Extracted data entries:

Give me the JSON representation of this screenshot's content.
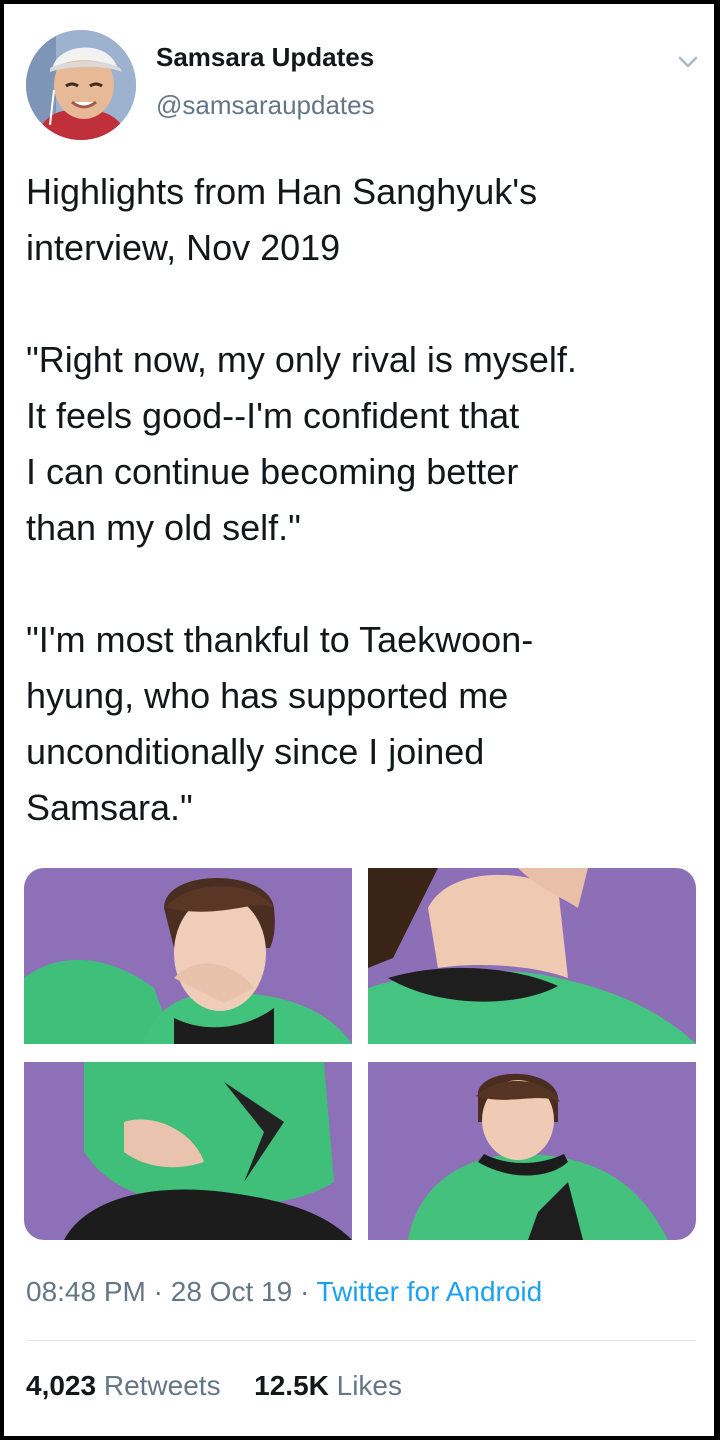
{
  "tweet": {
    "author_name": "Samsara Updates",
    "author_handle": "@samsaraupdates",
    "text": {
      "intro": "Highlights from Han Sanghyuk's\ninterview, Nov 2019",
      "quote1": "\"Right now, my only rival is myself.\nIt feels good--I'm confident that\nI can continue becoming better\nthan my old self.\"",
      "quote2": "\"I'm most thankful to Taekwoon-\nhyung, who has supported me\nunconditionally since I joined\nSamsara.\""
    },
    "time": "08:48 PM",
    "separator": "·",
    "date": "28 Oct 19",
    "source": "Twitter for Android",
    "retweets_count": "4,023",
    "retweets_label": "Retweets",
    "likes_count": "12.5K",
    "likes_label": "Likes"
  },
  "colors": {
    "text": "#14171a",
    "secondary": "#657786",
    "link": "#1da1f2",
    "photo_background": "#8e6fb7",
    "sweater": "#3fc07a"
  },
  "icons": {
    "menu": "chevron-down-icon"
  }
}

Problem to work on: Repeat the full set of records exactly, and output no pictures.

Reply:
Give me the JSON representation of this screenshot's content.
{
  "tweet": {
    "author_name": "Samsara Updates",
    "author_handle": "@samsaraupdates",
    "text": {
      "intro": "Highlights from Han Sanghyuk's\ninterview, Nov 2019",
      "quote1": "\"Right now, my only rival is myself.\nIt feels good--I'm confident that\nI can continue becoming better\nthan my old self.\"",
      "quote2": "\"I'm most thankful to Taekwoon-\nhyung, who has supported me\nunconditionally since I joined\nSamsara.\""
    },
    "time": "08:48 PM",
    "separator": "·",
    "date": "28 Oct 19",
    "source": "Twitter for Android",
    "retweets_count": "4,023",
    "retweets_label": "Retweets",
    "likes_count": "12.5K",
    "likes_label": "Likes"
  },
  "colors": {
    "text": "#14171a",
    "secondary": "#657786",
    "link": "#1da1f2",
    "photo_background": "#8e6fb7",
    "sweater": "#3fc07a"
  },
  "icons": {
    "menu": "chevron-down-icon"
  }
}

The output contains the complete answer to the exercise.